What needs to be done: All records below are to be duplicated exactly, with every picture excluded.

(Items from an interface collection)
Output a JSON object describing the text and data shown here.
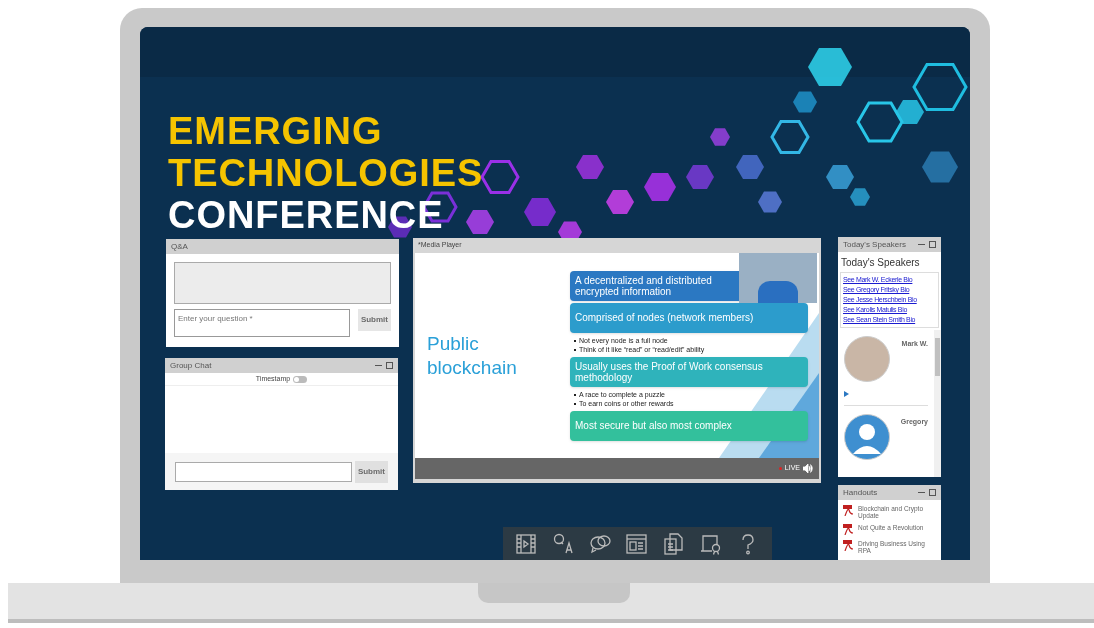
{
  "banner": {
    "lines": [
      {
        "text": "EMERGING",
        "color": "#f5c400"
      },
      {
        "text": "TECHNOLOGIES",
        "color": "#f5c400"
      },
      {
        "text": "CONFERENCE",
        "color": "#ffffff"
      }
    ]
  },
  "qa_panel": {
    "title": "Q&A",
    "question_field": {
      "placeholder": "Enter your question *"
    },
    "submit_button": "Submit"
  },
  "group_chat": {
    "title": "Group Chat",
    "timestamp_toggle": {
      "label": "Timestamp",
      "on": false
    },
    "submit_button": "Submit"
  },
  "media_player": {
    "title": "*Media Player",
    "slide": {
      "title": "Public blockchain",
      "blocks": [
        {
          "text": "A decentralized and distributed encrypted information",
          "color": "#2b78c2"
        },
        {
          "text": "Comprised of nodes (network members)",
          "color": "#2c9ccc",
          "bullets": [
            "Not every node is a full node",
            "Think of it like “read” or “read/edit” ability"
          ]
        },
        {
          "text": "Usually uses the Proof of Work consensus methodology",
          "color": "#2fb3bb",
          "bullets": [
            "A race to complete a puzzle",
            "To earn coins or other rewards"
          ]
        },
        {
          "text": "Most secure but also most complex",
          "color": "#33c09c"
        }
      ]
    },
    "live_label": "LIVE"
  },
  "speakers_panel": {
    "title": "Today's Speakers",
    "heading": "Today's Speakers",
    "bio_links": [
      "See Mark W. Eckerle Bio",
      "See Gregory Fritsky Bio",
      "See Jesse Herschbein Bio",
      "See Karolis Matulis Bio",
      "See Sean Stein Smith Bio"
    ],
    "speakers": [
      {
        "name": "Mark W.",
        "kind": "photo"
      },
      {
        "name": "Gregory",
        "kind": "silhouette"
      }
    ]
  },
  "handouts": {
    "title": "Handouts",
    "items": [
      "Blockchain and Crypto Update",
      "Not Quite a Revolution",
      "Driving Business Using RPA"
    ]
  }
}
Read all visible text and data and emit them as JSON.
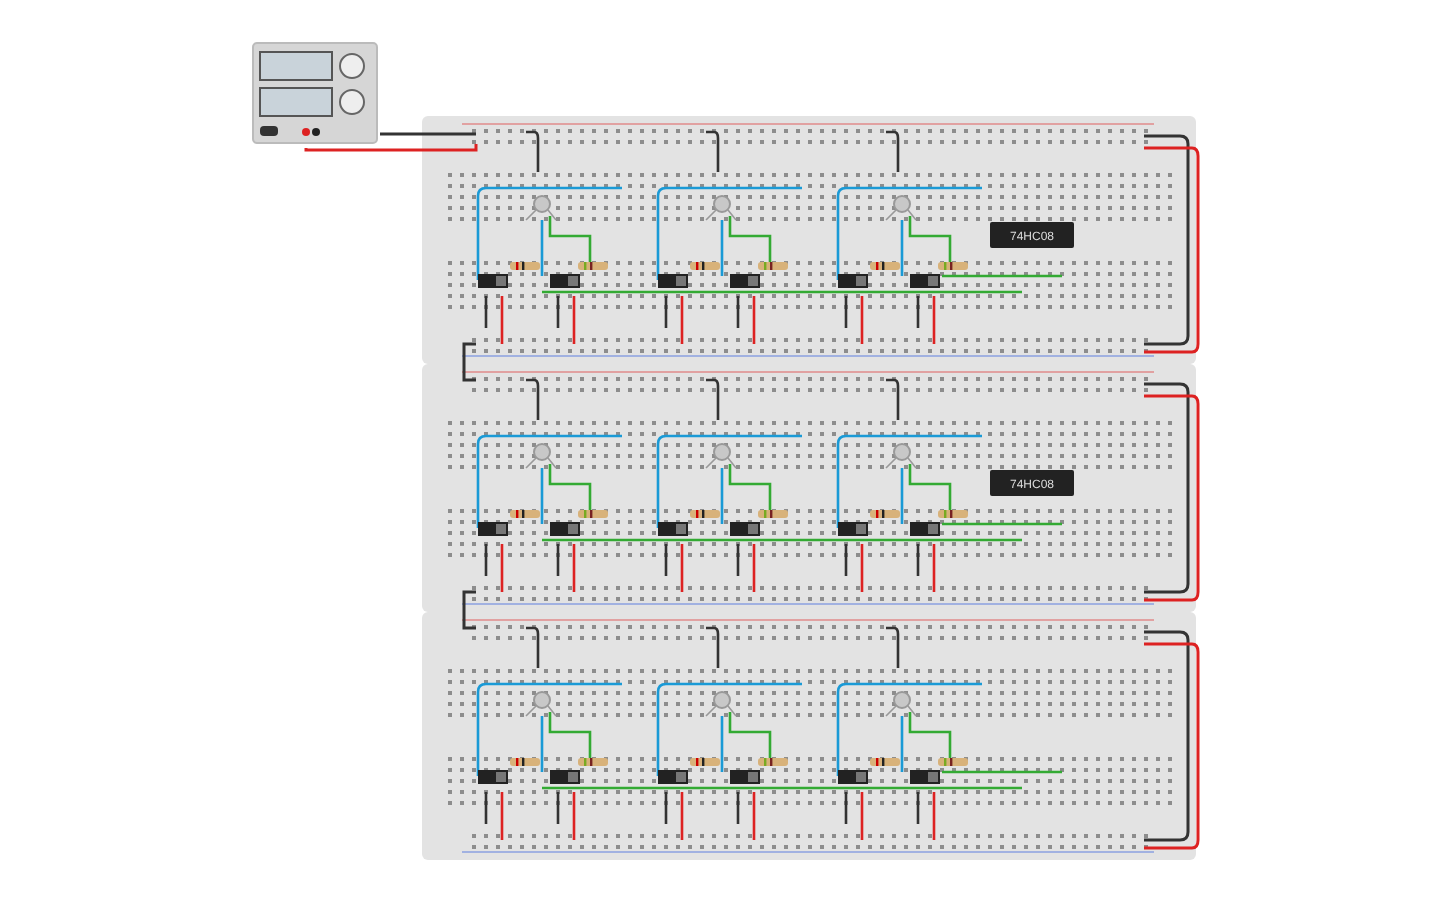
{
  "power_supply": {
    "kind": "dual-display"
  },
  "boards": [
    {
      "chip": {
        "label": "74HC08"
      },
      "stages": [
        {
          "kind": "switch-led",
          "switches": [
            {
              "on": false
            },
            {
              "on": false
            }
          ]
        },
        {
          "kind": "switch-led",
          "switches": [
            {
              "on": false
            },
            {
              "on": false
            }
          ]
        },
        {
          "kind": "switch-led",
          "switches": [
            {
              "on": false
            },
            {
              "on": false
            }
          ]
        }
      ]
    },
    {
      "chip": {
        "label": "74HC08"
      },
      "stages": [
        {
          "kind": "switch-led",
          "switches": [
            {
              "on": false
            },
            {
              "on": false
            }
          ]
        },
        {
          "kind": "switch-led",
          "switches": [
            {
              "on": false
            },
            {
              "on": false
            }
          ]
        },
        {
          "kind": "switch-led",
          "switches": [
            {
              "on": false
            },
            {
              "on": false
            }
          ]
        }
      ]
    },
    {
      "stages": [
        {
          "kind": "switch-led",
          "switches": [
            {
              "on": false
            },
            {
              "on": false
            }
          ]
        },
        {
          "kind": "switch-led",
          "switches": [
            {
              "on": false
            },
            {
              "on": false
            }
          ]
        },
        {
          "kind": "switch-led",
          "switches": [
            {
              "on": false
            },
            {
              "on": false
            }
          ]
        }
      ]
    }
  ]
}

Your solution:
Output a JSON object describing the text and data shown here.
{
  "banner": {
    "lines": [
      {
        "text": "EMERGING",
        "color": "#f5c400"
      },
      {
        "text": "TECHNOLOGIES",
        "color": "#f5c400"
      },
      {
        "text": "CONFERENCE",
        "color": "#ffffff"
      }
    ]
  },
  "qa_panel": {
    "title": "Q&A",
    "question_field": {
      "placeholder": "Enter your question *"
    },
    "submit_button": "Submit"
  },
  "group_chat": {
    "title": "Group Chat",
    "timestamp_toggle": {
      "label": "Timestamp",
      "on": false
    },
    "submit_button": "Submit"
  },
  "media_player": {
    "title": "*Media Player",
    "slide": {
      "title": "Public blockchain",
      "blocks": [
        {
          "text": "A decentralized and distributed encrypted information",
          "color": "#2b78c2"
        },
        {
          "text": "Comprised of nodes (network members)",
          "color": "#2c9ccc",
          "bullets": [
            "Not every node is a full node",
            "Think of it like “read” or “read/edit” ability"
          ]
        },
        {
          "text": "Usually uses the Proof of Work consensus methodology",
          "color": "#2fb3bb",
          "bullets": [
            "A race to complete a puzzle",
            "To earn coins or other rewards"
          ]
        },
        {
          "text": "Most secure but also most complex",
          "color": "#33c09c"
        }
      ]
    },
    "live_label": "LIVE"
  },
  "speakers_panel": {
    "title": "Today's Speakers",
    "heading": "Today's Speakers",
    "bio_links": [
      "See Mark W. Eckerle Bio",
      "See Gregory Fritsky Bio",
      "See Jesse Herschbein Bio",
      "See Karolis Matulis Bio",
      "See Sean Stein Smith Bio"
    ],
    "speakers": [
      {
        "name": "Mark W.",
        "kind": "photo"
      },
      {
        "name": "Gregory",
        "kind": "silhouette"
      }
    ]
  },
  "handouts": {
    "title": "Handouts",
    "items": [
      "Blockchain and Crypto Update",
      "Not Quite a Revolution",
      "Driving Business Using RPA"
    ]
  }
}
Read all visible text and data and emit them as JSON.
{
  "power_supply": {
    "kind": "dual-display"
  },
  "boards": [
    {
      "chip": {
        "label": "74HC08"
      },
      "stages": [
        {
          "kind": "switch-led",
          "switches": [
            {
              "on": false
            },
            {
              "on": false
            }
          ]
        },
        {
          "kind": "switch-led",
          "switches": [
            {
              "on": false
            },
            {
              "on": false
            }
          ]
        },
        {
          "kind": "switch-led",
          "switches": [
            {
              "on": false
            },
            {
              "on": false
            }
          ]
        }
      ]
    },
    {
      "chip": {
        "label": "74HC08"
      },
      "stages": [
        {
          "kind": "switch-led",
          "switches": [
            {
              "on": false
            },
            {
              "on": false
            }
          ]
        },
        {
          "kind": "switch-led",
          "switches": [
            {
              "on": false
            },
            {
              "on": false
            }
          ]
        },
        {
          "kind": "switch-led",
          "switches": [
            {
              "on": false
            },
            {
              "on": false
            }
          ]
        }
      ]
    },
    {
      "stages": [
        {
          "kind": "switch-led",
          "switches": [
            {
              "on": false
            },
            {
              "on": false
            }
          ]
        },
        {
          "kind": "switch-led",
          "switches": [
            {
              "on": false
            },
            {
              "on": false
            }
          ]
        },
        {
          "kind": "switch-led",
          "switches": [
            {
              "on": false
            },
            {
              "on": false
            }
          ]
        }
      ]
    }
  ]
}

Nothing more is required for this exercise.